■ Data records ■
--
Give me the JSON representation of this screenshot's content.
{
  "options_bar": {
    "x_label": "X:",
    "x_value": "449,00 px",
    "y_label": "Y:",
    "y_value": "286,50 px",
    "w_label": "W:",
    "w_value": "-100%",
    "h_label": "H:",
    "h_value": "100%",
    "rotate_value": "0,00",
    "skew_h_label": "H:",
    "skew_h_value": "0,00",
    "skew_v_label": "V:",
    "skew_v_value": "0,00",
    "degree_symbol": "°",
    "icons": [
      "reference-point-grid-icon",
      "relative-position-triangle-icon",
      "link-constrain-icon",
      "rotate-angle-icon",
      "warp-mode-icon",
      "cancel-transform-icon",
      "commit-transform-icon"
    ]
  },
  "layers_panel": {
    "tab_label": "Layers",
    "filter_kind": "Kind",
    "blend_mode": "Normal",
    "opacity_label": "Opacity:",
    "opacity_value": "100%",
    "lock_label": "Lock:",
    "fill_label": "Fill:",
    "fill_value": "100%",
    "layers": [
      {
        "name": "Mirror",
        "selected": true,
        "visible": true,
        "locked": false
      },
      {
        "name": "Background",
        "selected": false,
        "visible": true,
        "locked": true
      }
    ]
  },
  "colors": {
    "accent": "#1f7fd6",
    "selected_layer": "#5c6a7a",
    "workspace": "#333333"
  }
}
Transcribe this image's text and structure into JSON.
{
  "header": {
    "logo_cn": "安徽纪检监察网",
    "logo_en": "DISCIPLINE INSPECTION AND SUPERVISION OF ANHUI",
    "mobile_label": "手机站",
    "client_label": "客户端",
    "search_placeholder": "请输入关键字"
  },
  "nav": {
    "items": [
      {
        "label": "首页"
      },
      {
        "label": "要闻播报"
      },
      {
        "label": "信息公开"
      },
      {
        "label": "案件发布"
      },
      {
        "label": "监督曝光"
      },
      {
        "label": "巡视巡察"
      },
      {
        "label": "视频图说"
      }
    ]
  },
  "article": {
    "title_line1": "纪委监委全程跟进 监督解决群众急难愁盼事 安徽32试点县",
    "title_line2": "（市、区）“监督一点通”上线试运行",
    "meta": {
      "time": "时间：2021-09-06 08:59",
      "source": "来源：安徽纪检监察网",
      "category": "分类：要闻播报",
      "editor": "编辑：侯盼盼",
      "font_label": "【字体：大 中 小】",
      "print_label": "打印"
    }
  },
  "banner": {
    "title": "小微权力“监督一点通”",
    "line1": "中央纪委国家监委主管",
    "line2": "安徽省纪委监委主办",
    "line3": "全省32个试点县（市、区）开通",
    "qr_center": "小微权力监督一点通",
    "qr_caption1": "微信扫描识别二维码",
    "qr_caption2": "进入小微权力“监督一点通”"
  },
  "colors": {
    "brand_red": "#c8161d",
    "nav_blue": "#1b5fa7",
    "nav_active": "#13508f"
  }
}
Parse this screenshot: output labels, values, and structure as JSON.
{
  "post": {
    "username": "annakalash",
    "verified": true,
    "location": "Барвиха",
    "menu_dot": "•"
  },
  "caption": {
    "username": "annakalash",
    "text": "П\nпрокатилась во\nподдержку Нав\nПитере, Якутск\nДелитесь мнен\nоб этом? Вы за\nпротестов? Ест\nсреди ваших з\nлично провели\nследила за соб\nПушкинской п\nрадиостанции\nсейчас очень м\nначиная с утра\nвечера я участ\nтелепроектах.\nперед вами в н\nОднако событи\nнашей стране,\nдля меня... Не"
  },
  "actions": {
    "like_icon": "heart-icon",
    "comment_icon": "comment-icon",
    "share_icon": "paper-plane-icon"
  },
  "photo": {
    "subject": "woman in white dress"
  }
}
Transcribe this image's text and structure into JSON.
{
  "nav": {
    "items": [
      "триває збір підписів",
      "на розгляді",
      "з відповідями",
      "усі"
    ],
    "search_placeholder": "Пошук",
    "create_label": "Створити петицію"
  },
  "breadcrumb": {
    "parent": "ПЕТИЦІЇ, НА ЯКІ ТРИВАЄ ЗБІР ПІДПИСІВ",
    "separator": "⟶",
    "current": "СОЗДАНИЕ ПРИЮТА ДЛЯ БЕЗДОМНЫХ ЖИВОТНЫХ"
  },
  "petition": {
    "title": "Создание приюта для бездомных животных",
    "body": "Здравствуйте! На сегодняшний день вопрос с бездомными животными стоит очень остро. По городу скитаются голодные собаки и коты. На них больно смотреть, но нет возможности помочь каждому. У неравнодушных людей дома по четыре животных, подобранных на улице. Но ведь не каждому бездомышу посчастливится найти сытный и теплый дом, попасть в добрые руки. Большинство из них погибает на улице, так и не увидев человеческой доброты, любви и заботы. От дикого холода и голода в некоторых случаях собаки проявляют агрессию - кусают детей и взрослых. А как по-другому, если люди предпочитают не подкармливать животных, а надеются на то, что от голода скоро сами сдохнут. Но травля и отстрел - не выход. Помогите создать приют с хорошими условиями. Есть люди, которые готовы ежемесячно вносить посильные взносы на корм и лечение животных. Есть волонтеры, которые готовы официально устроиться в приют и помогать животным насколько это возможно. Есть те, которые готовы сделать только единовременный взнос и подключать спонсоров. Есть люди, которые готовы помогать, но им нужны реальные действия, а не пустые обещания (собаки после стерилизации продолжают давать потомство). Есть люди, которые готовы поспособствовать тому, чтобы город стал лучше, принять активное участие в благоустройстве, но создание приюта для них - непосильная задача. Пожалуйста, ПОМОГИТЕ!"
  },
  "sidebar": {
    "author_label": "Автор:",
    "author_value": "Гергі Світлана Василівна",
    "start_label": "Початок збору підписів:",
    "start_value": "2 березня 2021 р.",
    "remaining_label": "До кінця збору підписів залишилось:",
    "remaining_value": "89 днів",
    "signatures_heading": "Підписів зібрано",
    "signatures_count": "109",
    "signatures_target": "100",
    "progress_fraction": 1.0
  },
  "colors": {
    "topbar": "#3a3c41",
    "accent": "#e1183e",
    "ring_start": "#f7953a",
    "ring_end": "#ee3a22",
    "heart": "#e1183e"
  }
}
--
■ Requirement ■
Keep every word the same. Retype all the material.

■ Response to this task ■
Give me the JSON representation of this screenshot's content.
{
  "options_bar": {
    "x_label": "X:",
    "x_value": "449,00 px",
    "y_label": "Y:",
    "y_value": "286,50 px",
    "w_label": "W:",
    "w_value": "-100%",
    "h_label": "H:",
    "h_value": "100%",
    "rotate_value": "0,00",
    "skew_h_label": "H:",
    "skew_h_value": "0,00",
    "skew_v_label": "V:",
    "skew_v_value": "0,00",
    "degree_symbol": "°",
    "icons": [
      "reference-point-grid-icon",
      "relative-position-triangle-icon",
      "link-constrain-icon",
      "rotate-angle-icon",
      "warp-mode-icon",
      "cancel-transform-icon",
      "commit-transform-icon"
    ]
  },
  "layers_panel": {
    "tab_label": "Layers",
    "filter_kind": "Kind",
    "blend_mode": "Normal",
    "opacity_label": "Opacity:",
    "opacity_value": "100%",
    "lock_label": "Lock:",
    "fill_label": "Fill:",
    "fill_value": "100%",
    "layers": [
      {
        "name": "Mirror",
        "selected": true,
        "visible": true,
        "locked": false
      },
      {
        "name": "Background",
        "selected": false,
        "visible": true,
        "locked": true
      }
    ]
  },
  "colors": {
    "accent": "#1f7fd6",
    "selected_layer": "#5c6a7a",
    "workspace": "#333333"
  }
}
Transcribe this image's text and structure into JSON.
{
  "header": {
    "logo_cn": "安徽纪检监察网",
    "logo_en": "DISCIPLINE INSPECTION AND SUPERVISION OF ANHUI",
    "mobile_label": "手机站",
    "client_label": "客户端",
    "search_placeholder": "请输入关键字"
  },
  "nav": {
    "items": [
      {
        "label": "首页"
      },
      {
        "label": "要闻播报"
      },
      {
        "label": "信息公开"
      },
      {
        "label": "案件发布"
      },
      {
        "label": "监督曝光"
      },
      {
        "label": "巡视巡察"
      },
      {
        "label": "视频图说"
      }
    ]
  },
  "article": {
    "title_line1": "纪委监委全程跟进 监督解决群众急难愁盼事 安徽32试点县",
    "title_line2": "（市、区）“监督一点通”上线试运行",
    "meta": {
      "time": "时间：2021-09-06 08:59",
      "source": "来源：安徽纪检监察网",
      "category": "分类：要闻播报",
      "editor": "编辑：侯盼盼",
      "font_label": "【字体：大 中 小】",
      "print_label": "打印"
    }
  },
  "banner": {
    "title": "小微权力“监督一点通”",
    "line1": "中央纪委国家监委主管",
    "line2": "安徽省纪委监委主办",
    "line3": "全省32个试点县（市、区）开通",
    "qr_center": "小微权力监督一点通",
    "qr_caption1": "微信扫描识别二维码",
    "qr_caption2": "进入小微权力“监督一点通”"
  },
  "colors": {
    "brand_red": "#c8161d",
    "nav_blue": "#1b5fa7",
    "nav_active": "#13508f"
  }
}
Parse this screenshot: output labels, values, and structure as JSON.
{
  "post": {
    "username": "annakalash",
    "verified": true,
    "location": "Барвиха",
    "menu_dot": "•"
  },
  "caption": {
    "username": "annakalash",
    "text": "П\nпрокатилась во\nподдержку Нав\nПитере, Якутск\nДелитесь мнен\nоб этом? Вы за\nпротестов? Ест\nсреди ваших з\nлично провели\nследила за соб\nПушкинской п\nрадиостанции\nсейчас очень м\nначиная с утра\nвечера я участ\nтелепроектах.\nперед вами в н\nОднако событи\nнашей стране,\nдля меня... Не"
  },
  "actions": {
    "like_icon": "heart-icon",
    "comment_icon": "comment-icon",
    "share_icon": "paper-plane-icon"
  },
  "photo": {
    "subject": "woman in white dress"
  }
}
Transcribe this image's text and structure into JSON.
{
  "nav": {
    "items": [
      "триває збір підписів",
      "на розгляді",
      "з відповідями",
      "усі"
    ],
    "search_placeholder": "Пошук",
    "create_label": "Створити петицію"
  },
  "breadcrumb": {
    "parent": "ПЕТИЦІЇ, НА ЯКІ ТРИВАЄ ЗБІР ПІДПИСІВ",
    "separator": "⟶",
    "current": "СОЗДАНИЕ ПРИЮТА ДЛЯ БЕЗДОМНЫХ ЖИВОТНЫХ"
  },
  "petition": {
    "title": "Создание приюта для бездомных животных",
    "body": "Здравствуйте! На сегодняшний день вопрос с бездомными животными стоит очень остро. По городу скитаются голодные собаки и коты. На них больно смотреть, но нет возможности помочь каждому. У неравнодушных людей дома по четыре животных, подобранных на улице. Но ведь не каждому бездомышу посчастливится найти сытный и теплый дом, попасть в добрые руки. Большинство из них погибает на улице, так и не увидев человеческой доброты, любви и заботы. От дикого холода и голода в некоторых случаях собаки проявляют агрессию - кусают детей и взрослых. А как по-другому, если люди предпочитают не подкармливать животных, а надеются на то, что от голода скоро сами сдохнут. Но травля и отстрел - не выход. Помогите создать приют с хорошими условиями. Есть люди, которые готовы ежемесячно вносить посильные взносы на корм и лечение животных. Есть волонтеры, которые готовы официально устроиться в приют и помогать животным насколько это возможно. Есть те, которые готовы сделать только единовременный взнос и подключать спонсоров. Есть люди, которые готовы помогать, но им нужны реальные действия, а не пустые обещания (собаки после стерилизации продолжают давать потомство). Есть люди, которые готовы поспособствовать тому, чтобы город стал лучше, принять активное участие в благоустройстве, но создание приюта для них - непосильная задача. Пожалуйста, ПОМОГИТЕ!"
  },
  "sidebar": {
    "author_label": "Автор:",
    "author_value": "Гергі Світлана Василівна",
    "start_label": "Початок збору підписів:",
    "start_value": "2 березня 2021 р.",
    "remaining_label": "До кінця збору підписів залишилось:",
    "remaining_value": "89 днів",
    "signatures_heading": "Підписів зібрано",
    "signatures_count": "109",
    "signatures_target": "100",
    "progress_fraction": 1.0
  },
  "colors": {
    "topbar": "#3a3c41",
    "accent": "#e1183e",
    "ring_start": "#f7953a",
    "ring_end": "#ee3a22",
    "heart": "#e1183e"
  }
}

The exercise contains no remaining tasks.